We can strive to perfect our character and fill our lives with generosity, humanity and warmth. But somewhere, anger, sadness, irrationality and other human qualities will sneak in.
The goal is unattainable. Still, we must reach for it.
This morning in the Meditations, I read that you should “fight to be the person philosophy tried to make you.”
Most of us spend our lives trapped in the gap between Point A, who we are and Point B, who we want to become. Sometimes we know one of the points. Sometimes, we know neither. Marcus knew Point B. A paragraph later, he says “take Antoninus as your model, always.” Antoninus was his adopted father.
He had a model. Often, we don’t.

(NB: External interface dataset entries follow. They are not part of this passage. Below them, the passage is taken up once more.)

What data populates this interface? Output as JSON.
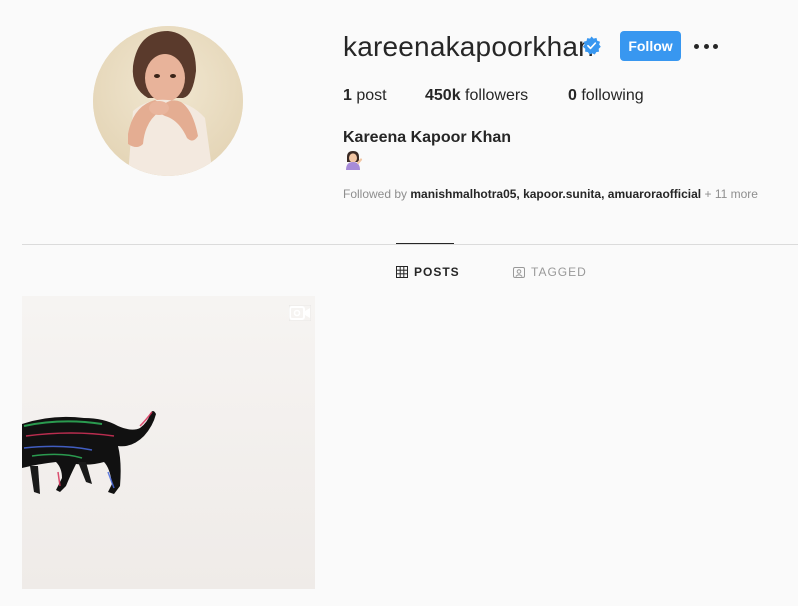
{
  "profile": {
    "username": "kareenakapoorkhan",
    "verified": true,
    "follow_label": "Follow",
    "full_name": "Kareena Kapoor Khan",
    "bio_emoji": "woman-tipping-hand-emoji"
  },
  "stats": {
    "posts_count": "1",
    "posts_label": " post",
    "followers_count": "450k",
    "followers_label": " followers",
    "following_count": "0",
    "following_label": " following"
  },
  "followed_by": {
    "prefix": "Followed by ",
    "names": "manishmalhotra05, kapoor.sunita, amuaroraofficial",
    "more": " + 11 more"
  },
  "tabs": [
    {
      "label": "POSTS",
      "icon": "grid-icon",
      "active": true
    },
    {
      "label": "TAGGED",
      "icon": "tagged-icon",
      "active": false
    }
  ],
  "posts": [
    {
      "type": "video",
      "icon": "video-icon",
      "subject": "cat-image"
    }
  ],
  "colors": {
    "accent": "#3897f0",
    "background": "#fafafa",
    "text": "#262626",
    "muted": "#8e8e8e",
    "divider": "#dbdbdb"
  }
}
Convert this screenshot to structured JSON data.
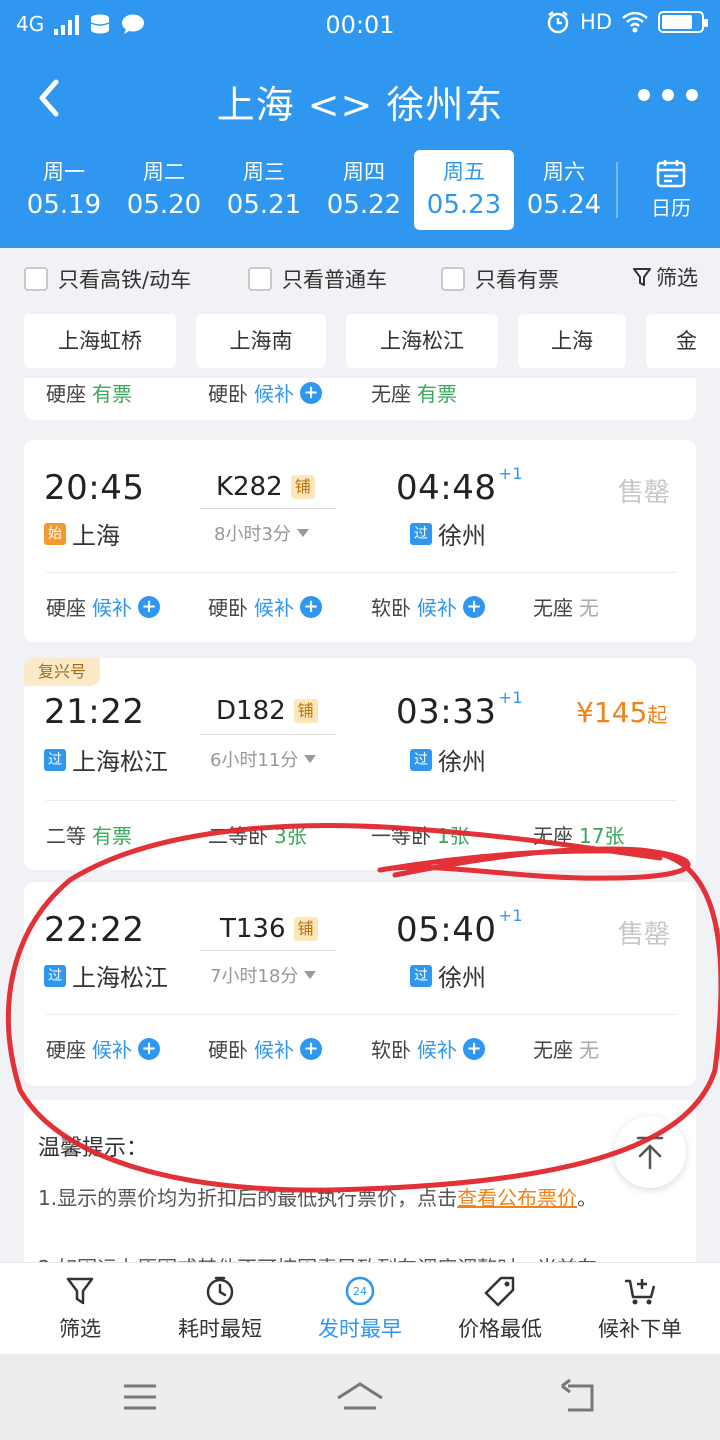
{
  "status_bar": {
    "network": "4G",
    "time": "00:01",
    "hd": "HD"
  },
  "nav": {
    "title": "上海 <> 徐州东"
  },
  "dates": [
    {
      "week": "周一",
      "date": "05.19"
    },
    {
      "week": "周二",
      "date": "05.20"
    },
    {
      "week": "周三",
      "date": "05.21"
    },
    {
      "week": "周四",
      "date": "05.22"
    },
    {
      "week": "周五",
      "date": "05.23"
    },
    {
      "week": "周六",
      "date": "05.24"
    }
  ],
  "calendar_label": "日历",
  "filters": {
    "high_speed": "只看高铁/动车",
    "normal": "只看普通车",
    "available": "只看有票",
    "filter": "筛选"
  },
  "stations": [
    "上海虹桥",
    "上海南",
    "上海松江",
    "上海",
    "金"
  ],
  "partial_seats": [
    {
      "type": "硬座",
      "status": "有票"
    },
    {
      "type": "硬卧",
      "status": "候补"
    },
    {
      "type": "无座",
      "status": "有票"
    }
  ],
  "trains": [
    {
      "dep_time": "20:45",
      "dep_tag": "始",
      "dep_station": "上海",
      "train_no": "K282",
      "berth": "铺",
      "duration": "8小时3分",
      "arr_time": "04:48",
      "arr_plus": "+1",
      "arr_tag": "过",
      "arr_station": "徐州",
      "status": "售罄",
      "seats": [
        {
          "type": "硬座",
          "status": "候补"
        },
        {
          "type": "硬卧",
          "status": "候补"
        },
        {
          "type": "软卧",
          "status": "候补"
        },
        {
          "type": "无座",
          "status": "无"
        }
      ]
    },
    {
      "badge": "复兴号",
      "dep_time": "21:22",
      "dep_tag": "过",
      "dep_station": "上海松江",
      "train_no": "D182",
      "berth": "铺",
      "duration": "6小时11分",
      "arr_time": "03:33",
      "arr_plus": "+1",
      "arr_tag": "过",
      "arr_station": "徐州",
      "price": "¥145",
      "price_suffix": "起",
      "seats": [
        {
          "type": "二等",
          "status": "有票"
        },
        {
          "type": "二等卧",
          "status": "3张"
        },
        {
          "type": "一等卧",
          "status": "1张"
        },
        {
          "type": "无座",
          "status": "17张"
        }
      ]
    },
    {
      "dep_time": "22:22",
      "dep_tag": "过",
      "dep_station": "上海松江",
      "train_no": "T136",
      "berth": "铺",
      "duration": "7小时18分",
      "arr_time": "05:40",
      "arr_plus": "+1",
      "arr_tag": "过",
      "arr_station": "徐州",
      "status": "售罄",
      "seats": [
        {
          "type": "硬座",
          "status": "候补"
        },
        {
          "type": "硬卧",
          "status": "候补"
        },
        {
          "type": "软卧",
          "status": "候补"
        },
        {
          "type": "无座",
          "status": "无"
        }
      ]
    }
  ],
  "tips": {
    "title": "温馨提示：",
    "line1": "1.显示的票价均为折扣后的最低执行票价，点击",
    "link": "查看公布票价",
    "line1_end": "。",
    "line2": "2.如因运力原因或其他不可控因素导致列车调度调整时，当前车"
  },
  "tabs": [
    {
      "label": "筛选",
      "icon": "funnel-icon"
    },
    {
      "label": "耗时最短",
      "icon": "timer-icon"
    },
    {
      "label": "发时最早",
      "icon": "clock-24-icon",
      "active": true
    },
    {
      "label": "价格最低",
      "icon": "price-tag-icon"
    },
    {
      "label": "候补下单",
      "icon": "cart-plus-icon"
    }
  ],
  "colors": {
    "primary": "#2f97f0",
    "accent": "#f08219",
    "available": "#3aa85a",
    "annotation": "#e0262c"
  }
}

So what can we do? First, find someone to look up to. Not a worthless celebrity, or someone who adds no value to the world, but a truly good human being. Someone whose life is a story of strength, acceptance and endurance.
Second, some advice from Cheryl Strayed’s Tiny Beautiful Things. When asked what advice she would give to people in her twenties, she said this:
“To be about ten times more magnaminous than you believe yourself capable of being. Your life will be a hundred times better for it … You will learn a lot about yourself if you stretch in the direction of goodness, of bigness, of kindness, of forgiveness, of emotional bravery. Be a warrior for love.”
It’s not easy though. Because to do it, you must expect more of yourself, you must believe that you are better than you think yourself capable of becoming.
In Lord Chesterfield’s Letters, Chesterfield counsels that “those who endeavour to excel all, are at least sure of excelling a great many.”
Being a good person is not a competition with others. It is a competition with yourself. The person you are trying to defeat is looking at you in the mirror.
Fight hard. You are seeking to better the future version of yourself, and he really doesn’t want you to win.